Provided data START

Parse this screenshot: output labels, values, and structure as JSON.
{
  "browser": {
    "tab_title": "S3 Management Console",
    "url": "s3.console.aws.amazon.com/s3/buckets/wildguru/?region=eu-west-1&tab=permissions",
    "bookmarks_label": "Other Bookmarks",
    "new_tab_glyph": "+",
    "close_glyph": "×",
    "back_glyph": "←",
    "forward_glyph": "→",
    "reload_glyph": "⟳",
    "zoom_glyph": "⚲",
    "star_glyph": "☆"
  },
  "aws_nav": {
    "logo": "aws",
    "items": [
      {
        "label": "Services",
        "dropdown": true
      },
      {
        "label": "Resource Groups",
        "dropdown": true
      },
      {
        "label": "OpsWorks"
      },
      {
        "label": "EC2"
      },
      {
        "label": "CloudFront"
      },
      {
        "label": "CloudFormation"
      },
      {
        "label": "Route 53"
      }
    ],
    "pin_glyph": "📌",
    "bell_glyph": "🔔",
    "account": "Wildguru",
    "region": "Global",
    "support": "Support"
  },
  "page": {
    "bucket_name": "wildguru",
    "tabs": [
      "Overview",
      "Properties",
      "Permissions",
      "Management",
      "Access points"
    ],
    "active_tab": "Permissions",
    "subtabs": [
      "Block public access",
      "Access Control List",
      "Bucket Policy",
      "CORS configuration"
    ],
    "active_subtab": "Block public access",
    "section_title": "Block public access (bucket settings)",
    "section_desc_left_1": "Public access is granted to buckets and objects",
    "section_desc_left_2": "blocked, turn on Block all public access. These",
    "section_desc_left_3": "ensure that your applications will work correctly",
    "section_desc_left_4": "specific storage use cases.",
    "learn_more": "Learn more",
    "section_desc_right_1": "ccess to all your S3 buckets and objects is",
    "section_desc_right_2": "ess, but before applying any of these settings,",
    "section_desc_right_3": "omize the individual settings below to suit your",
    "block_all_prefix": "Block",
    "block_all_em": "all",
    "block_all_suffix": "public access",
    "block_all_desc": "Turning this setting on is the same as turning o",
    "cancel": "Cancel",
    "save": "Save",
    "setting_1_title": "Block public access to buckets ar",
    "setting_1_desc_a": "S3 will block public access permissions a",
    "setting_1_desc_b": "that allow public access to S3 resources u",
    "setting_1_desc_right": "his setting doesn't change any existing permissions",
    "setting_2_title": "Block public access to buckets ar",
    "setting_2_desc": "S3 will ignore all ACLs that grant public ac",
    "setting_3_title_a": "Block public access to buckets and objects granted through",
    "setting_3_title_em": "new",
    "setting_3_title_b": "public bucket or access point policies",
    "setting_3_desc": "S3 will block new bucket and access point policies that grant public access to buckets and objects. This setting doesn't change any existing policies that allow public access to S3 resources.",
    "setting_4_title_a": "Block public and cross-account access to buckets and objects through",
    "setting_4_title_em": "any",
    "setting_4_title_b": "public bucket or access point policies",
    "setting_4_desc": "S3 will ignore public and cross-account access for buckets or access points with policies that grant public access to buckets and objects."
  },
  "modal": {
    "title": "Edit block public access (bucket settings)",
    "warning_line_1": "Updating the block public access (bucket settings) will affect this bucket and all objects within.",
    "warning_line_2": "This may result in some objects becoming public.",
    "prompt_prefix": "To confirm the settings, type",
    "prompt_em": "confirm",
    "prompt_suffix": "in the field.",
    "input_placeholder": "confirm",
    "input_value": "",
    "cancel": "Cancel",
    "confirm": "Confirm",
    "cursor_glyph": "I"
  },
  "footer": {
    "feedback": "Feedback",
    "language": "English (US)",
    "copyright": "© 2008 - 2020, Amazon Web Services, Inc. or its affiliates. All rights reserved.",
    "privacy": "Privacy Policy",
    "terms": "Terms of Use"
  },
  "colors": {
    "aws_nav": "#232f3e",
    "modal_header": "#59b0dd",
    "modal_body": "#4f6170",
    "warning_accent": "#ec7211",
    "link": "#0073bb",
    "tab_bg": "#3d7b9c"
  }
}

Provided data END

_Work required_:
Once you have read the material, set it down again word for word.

_Answer box_:
Parse this screenshot: output labels, values, and structure as JSON.
{
  "browser": {
    "tab_title": "S3 Management Console",
    "url": "s3.console.aws.amazon.com/s3/buckets/wildguru/?region=eu-west-1&tab=permissions",
    "bookmarks_label": "Other Bookmarks",
    "new_tab_glyph": "+",
    "close_glyph": "×",
    "back_glyph": "←",
    "forward_glyph": "→",
    "reload_glyph": "⟳",
    "zoom_glyph": "⚲",
    "star_glyph": "☆"
  },
  "aws_nav": {
    "logo": "aws",
    "items": [
      {
        "label": "Services",
        "dropdown": true
      },
      {
        "label": "Resource Groups",
        "dropdown": true
      },
      {
        "label": "OpsWorks"
      },
      {
        "label": "EC2"
      },
      {
        "label": "CloudFront"
      },
      {
        "label": "CloudFormation"
      },
      {
        "label": "Route 53"
      }
    ],
    "pin_glyph": "📌",
    "bell_glyph": "🔔",
    "account": "Wildguru",
    "region": "Global",
    "support": "Support"
  },
  "page": {
    "bucket_name": "wildguru",
    "tabs": [
      "Overview",
      "Properties",
      "Permissions",
      "Management",
      "Access points"
    ],
    "active_tab": "Permissions",
    "subtabs": [
      "Block public access",
      "Access Control List",
      "Bucket Policy",
      "CORS configuration"
    ],
    "active_subtab": "Block public access",
    "section_title": "Block public access (bucket settings)",
    "section_desc_left_1": "Public access is granted to buckets and objects",
    "section_desc_left_2": "blocked, turn on Block all public access. These",
    "section_desc_left_3": "ensure that your applications will work correctly",
    "section_desc_left_4": "specific storage use cases.",
    "learn_more": "Learn more",
    "section_desc_right_1": "ccess to all your S3 buckets and objects is",
    "section_desc_right_2": "ess, but before applying any of these settings,",
    "section_desc_right_3": "omize the individual settings below to suit your",
    "block_all_prefix": "Block",
    "block_all_em": "all",
    "block_all_suffix": "public access",
    "block_all_desc": "Turning this setting on is the same as turning o",
    "cancel": "Cancel",
    "save": "Save",
    "setting_1_title": "Block public access to buckets ar",
    "setting_1_desc_a": "S3 will block public access permissions a",
    "setting_1_desc_b": "that allow public access to S3 resources u",
    "setting_1_desc_right": "his setting doesn't change any existing permissions",
    "setting_2_title": "Block public access to buckets ar",
    "setting_2_desc": "S3 will ignore all ACLs that grant public ac",
    "setting_3_title_a": "Block public access to buckets and objects granted through",
    "setting_3_title_em": "new",
    "setting_3_title_b": "public bucket or access point policies",
    "setting_3_desc": "S3 will block new bucket and access point policies that grant public access to buckets and objects. This setting doesn't change any existing policies that allow public access to S3 resources.",
    "setting_4_title_a": "Block public and cross-account access to buckets and objects through",
    "setting_4_title_em": "any",
    "setting_4_title_b": "public bucket or access point policies",
    "setting_4_desc": "S3 will ignore public and cross-account access for buckets or access points with policies that grant public access to buckets and objects."
  },
  "modal": {
    "title": "Edit block public access (bucket settings)",
    "warning_line_1": "Updating the block public access (bucket settings) will affect this bucket and all objects within.",
    "warning_line_2": "This may result in some objects becoming public.",
    "prompt_prefix": "To confirm the settings, type",
    "prompt_em": "confirm",
    "prompt_suffix": "in the field.",
    "input_placeholder": "confirm",
    "input_value": "",
    "cancel": "Cancel",
    "confirm": "Confirm",
    "cursor_glyph": "I"
  },
  "footer": {
    "feedback": "Feedback",
    "language": "English (US)",
    "copyright": "© 2008 - 2020, Amazon Web Services, Inc. or its affiliates. All rights reserved.",
    "privacy": "Privacy Policy",
    "terms": "Terms of Use"
  },
  "colors": {
    "aws_nav": "#232f3e",
    "modal_header": "#59b0dd",
    "modal_body": "#4f6170",
    "warning_accent": "#ec7211",
    "link": "#0073bb",
    "tab_bg": "#3d7b9c"
  }
}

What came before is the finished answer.